BEGIN

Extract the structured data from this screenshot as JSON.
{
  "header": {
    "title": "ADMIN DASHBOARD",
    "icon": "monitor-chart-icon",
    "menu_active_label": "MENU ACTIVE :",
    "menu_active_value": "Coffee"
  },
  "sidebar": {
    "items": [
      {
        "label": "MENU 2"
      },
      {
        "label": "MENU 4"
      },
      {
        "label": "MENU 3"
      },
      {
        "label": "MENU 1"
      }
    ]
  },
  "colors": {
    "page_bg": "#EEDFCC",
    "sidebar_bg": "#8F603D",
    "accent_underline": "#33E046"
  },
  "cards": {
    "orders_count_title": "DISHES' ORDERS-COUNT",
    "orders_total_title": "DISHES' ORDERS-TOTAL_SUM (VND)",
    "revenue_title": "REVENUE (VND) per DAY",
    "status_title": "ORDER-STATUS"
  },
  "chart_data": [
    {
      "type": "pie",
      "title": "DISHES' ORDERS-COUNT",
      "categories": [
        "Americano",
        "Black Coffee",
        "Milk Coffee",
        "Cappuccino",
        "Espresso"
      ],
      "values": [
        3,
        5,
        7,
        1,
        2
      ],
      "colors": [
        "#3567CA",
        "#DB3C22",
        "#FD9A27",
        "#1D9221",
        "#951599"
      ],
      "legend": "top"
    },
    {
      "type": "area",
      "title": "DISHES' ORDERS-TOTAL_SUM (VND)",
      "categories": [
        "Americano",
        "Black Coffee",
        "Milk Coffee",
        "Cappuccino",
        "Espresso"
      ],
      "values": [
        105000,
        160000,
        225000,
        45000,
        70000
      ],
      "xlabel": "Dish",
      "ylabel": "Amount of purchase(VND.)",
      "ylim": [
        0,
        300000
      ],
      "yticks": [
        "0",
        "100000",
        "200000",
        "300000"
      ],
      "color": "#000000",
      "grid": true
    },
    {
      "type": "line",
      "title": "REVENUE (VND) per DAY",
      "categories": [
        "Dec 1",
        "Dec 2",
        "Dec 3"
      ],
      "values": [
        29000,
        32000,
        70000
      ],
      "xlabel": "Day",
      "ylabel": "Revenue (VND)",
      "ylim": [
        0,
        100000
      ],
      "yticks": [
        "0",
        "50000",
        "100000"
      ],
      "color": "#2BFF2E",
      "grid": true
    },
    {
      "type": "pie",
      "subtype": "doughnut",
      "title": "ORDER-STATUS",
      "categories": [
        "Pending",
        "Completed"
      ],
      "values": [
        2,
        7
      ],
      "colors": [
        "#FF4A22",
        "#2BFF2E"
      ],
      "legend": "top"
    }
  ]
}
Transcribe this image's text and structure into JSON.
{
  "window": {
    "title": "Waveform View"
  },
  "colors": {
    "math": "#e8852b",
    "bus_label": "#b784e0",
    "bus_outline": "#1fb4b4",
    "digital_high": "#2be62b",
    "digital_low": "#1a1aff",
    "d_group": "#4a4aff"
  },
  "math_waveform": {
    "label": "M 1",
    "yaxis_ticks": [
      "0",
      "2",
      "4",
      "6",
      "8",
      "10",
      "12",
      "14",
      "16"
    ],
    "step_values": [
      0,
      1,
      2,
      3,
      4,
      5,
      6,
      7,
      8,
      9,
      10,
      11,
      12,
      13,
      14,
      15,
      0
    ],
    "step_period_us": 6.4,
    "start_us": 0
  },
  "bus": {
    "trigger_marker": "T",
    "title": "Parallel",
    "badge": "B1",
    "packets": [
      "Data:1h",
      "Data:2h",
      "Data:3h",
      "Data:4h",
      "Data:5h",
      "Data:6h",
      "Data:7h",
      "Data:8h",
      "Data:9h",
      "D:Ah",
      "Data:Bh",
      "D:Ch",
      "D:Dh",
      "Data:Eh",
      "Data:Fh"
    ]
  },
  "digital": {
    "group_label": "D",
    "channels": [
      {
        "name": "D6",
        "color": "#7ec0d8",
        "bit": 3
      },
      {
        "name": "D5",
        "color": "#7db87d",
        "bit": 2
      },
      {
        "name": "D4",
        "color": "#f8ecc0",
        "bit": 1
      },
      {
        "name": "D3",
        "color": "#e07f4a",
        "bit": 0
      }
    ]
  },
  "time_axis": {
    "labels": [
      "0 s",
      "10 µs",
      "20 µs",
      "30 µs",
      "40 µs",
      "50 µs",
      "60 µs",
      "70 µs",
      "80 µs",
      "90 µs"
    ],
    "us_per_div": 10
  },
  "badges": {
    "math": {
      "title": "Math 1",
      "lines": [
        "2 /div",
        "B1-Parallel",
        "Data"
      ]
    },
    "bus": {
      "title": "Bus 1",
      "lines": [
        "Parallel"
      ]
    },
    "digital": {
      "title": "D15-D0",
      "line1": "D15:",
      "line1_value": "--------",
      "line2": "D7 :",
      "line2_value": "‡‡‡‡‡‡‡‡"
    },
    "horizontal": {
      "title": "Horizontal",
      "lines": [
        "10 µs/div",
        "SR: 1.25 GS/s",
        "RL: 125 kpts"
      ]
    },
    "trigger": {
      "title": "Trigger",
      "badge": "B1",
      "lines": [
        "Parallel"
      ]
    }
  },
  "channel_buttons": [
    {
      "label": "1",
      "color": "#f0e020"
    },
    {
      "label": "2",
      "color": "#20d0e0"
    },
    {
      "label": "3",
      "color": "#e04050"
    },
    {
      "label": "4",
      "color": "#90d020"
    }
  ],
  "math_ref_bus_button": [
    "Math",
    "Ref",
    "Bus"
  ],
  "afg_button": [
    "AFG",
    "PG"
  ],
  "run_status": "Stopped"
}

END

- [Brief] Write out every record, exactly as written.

- [Response for this exercise]
Extract the structured data from this screenshot as JSON.
{
  "header": {
    "title": "ADMIN DASHBOARD",
    "icon": "monitor-chart-icon",
    "menu_active_label": "MENU ACTIVE :",
    "menu_active_value": "Coffee"
  },
  "sidebar": {
    "items": [
      {
        "label": "MENU 2"
      },
      {
        "label": "MENU 4"
      },
      {
        "label": "MENU 3"
      },
      {
        "label": "MENU 1"
      }
    ]
  },
  "colors": {
    "page_bg": "#EEDFCC",
    "sidebar_bg": "#8F603D",
    "accent_underline": "#33E046"
  },
  "cards": {
    "orders_count_title": "DISHES' ORDERS-COUNT",
    "orders_total_title": "DISHES' ORDERS-TOTAL_SUM (VND)",
    "revenue_title": "REVENUE (VND) per DAY",
    "status_title": "ORDER-STATUS"
  },
  "chart_data": [
    {
      "type": "pie",
      "title": "DISHES' ORDERS-COUNT",
      "categories": [
        "Americano",
        "Black Coffee",
        "Milk Coffee",
        "Cappuccino",
        "Espresso"
      ],
      "values": [
        3,
        5,
        7,
        1,
        2
      ],
      "colors": [
        "#3567CA",
        "#DB3C22",
        "#FD9A27",
        "#1D9221",
        "#951599"
      ],
      "legend": "top"
    },
    {
      "type": "area",
      "title": "DISHES' ORDERS-TOTAL_SUM (VND)",
      "categories": [
        "Americano",
        "Black Coffee",
        "Milk Coffee",
        "Cappuccino",
        "Espresso"
      ],
      "values": [
        105000,
        160000,
        225000,
        45000,
        70000
      ],
      "xlabel": "Dish",
      "ylabel": "Amount of purchase(VND.)",
      "ylim": [
        0,
        300000
      ],
      "yticks": [
        "0",
        "100000",
        "200000",
        "300000"
      ],
      "color": "#000000",
      "grid": true
    },
    {
      "type": "line",
      "title": "REVENUE (VND) per DAY",
      "categories": [
        "Dec 1",
        "Dec 2",
        "Dec 3"
      ],
      "values": [
        29000,
        32000,
        70000
      ],
      "xlabel": "Day",
      "ylabel": "Revenue (VND)",
      "ylim": [
        0,
        100000
      ],
      "yticks": [
        "0",
        "50000",
        "100000"
      ],
      "color": "#2BFF2E",
      "grid": true
    },
    {
      "type": "pie",
      "subtype": "doughnut",
      "title": "ORDER-STATUS",
      "categories": [
        "Pending",
        "Completed"
      ],
      "values": [
        2,
        7
      ],
      "colors": [
        "#FF4A22",
        "#2BFF2E"
      ],
      "legend": "top"
    }
  ]
}
Transcribe this image's text and structure into JSON.
{
  "window": {
    "title": "Waveform View"
  },
  "colors": {
    "math": "#e8852b",
    "bus_label": "#b784e0",
    "bus_outline": "#1fb4b4",
    "digital_high": "#2be62b",
    "digital_low": "#1a1aff",
    "d_group": "#4a4aff"
  },
  "math_waveform": {
    "label": "M 1",
    "yaxis_ticks": [
      "0",
      "2",
      "4",
      "6",
      "8",
      "10",
      "12",
      "14",
      "16"
    ],
    "step_values": [
      0,
      1,
      2,
      3,
      4,
      5,
      6,
      7,
      8,
      9,
      10,
      11,
      12,
      13,
      14,
      15,
      0
    ],
    "step_period_us": 6.4,
    "start_us": 0
  },
  "bus": {
    "trigger_marker": "T",
    "title": "Parallel",
    "badge": "B1",
    "packets": [
      "Data:1h",
      "Data:2h",
      "Data:3h",
      "Data:4h",
      "Data:5h",
      "Data:6h",
      "Data:7h",
      "Data:8h",
      "Data:9h",
      "D:Ah",
      "Data:Bh",
      "D:Ch",
      "D:Dh",
      "Data:Eh",
      "Data:Fh"
    ]
  },
  "digital": {
    "group_label": "D",
    "channels": [
      {
        "name": "D6",
        "color": "#7ec0d8",
        "bit": 3
      },
      {
        "name": "D5",
        "color": "#7db87d",
        "bit": 2
      },
      {
        "name": "D4",
        "color": "#f8ecc0",
        "bit": 1
      },
      {
        "name": "D3",
        "color": "#e07f4a",
        "bit": 0
      }
    ]
  },
  "time_axis": {
    "labels": [
      "0 s",
      "10 µs",
      "20 µs",
      "30 µs",
      "40 µs",
      "50 µs",
      "60 µs",
      "70 µs",
      "80 µs",
      "90 µs"
    ],
    "us_per_div": 10
  },
  "badges": {
    "math": {
      "title": "Math 1",
      "lines": [
        "2 /div",
        "B1-Parallel",
        "Data"
      ]
    },
    "bus": {
      "title": "Bus 1",
      "lines": [
        "Parallel"
      ]
    },
    "digital": {
      "title": "D15-D0",
      "line1": "D15:",
      "line1_value": "--------",
      "line2": "D7 :",
      "line2_value": "‡‡‡‡‡‡‡‡"
    },
    "horizontal": {
      "title": "Horizontal",
      "lines": [
        "10 µs/div",
        "SR: 1.25 GS/s",
        "RL: 125 kpts"
      ]
    },
    "trigger": {
      "title": "Trigger",
      "badge": "B1",
      "lines": [
        "Parallel"
      ]
    }
  },
  "channel_buttons": [
    {
      "label": "1",
      "color": "#f0e020"
    },
    {
      "label": "2",
      "color": "#20d0e0"
    },
    {
      "label": "3",
      "color": "#e04050"
    },
    {
      "label": "4",
      "color": "#90d020"
    }
  ],
  "math_ref_bus_button": [
    "Math",
    "Ref",
    "Bus"
  ],
  "afg_button": [
    "AFG",
    "PG"
  ],
  "run_status": "Stopped"
}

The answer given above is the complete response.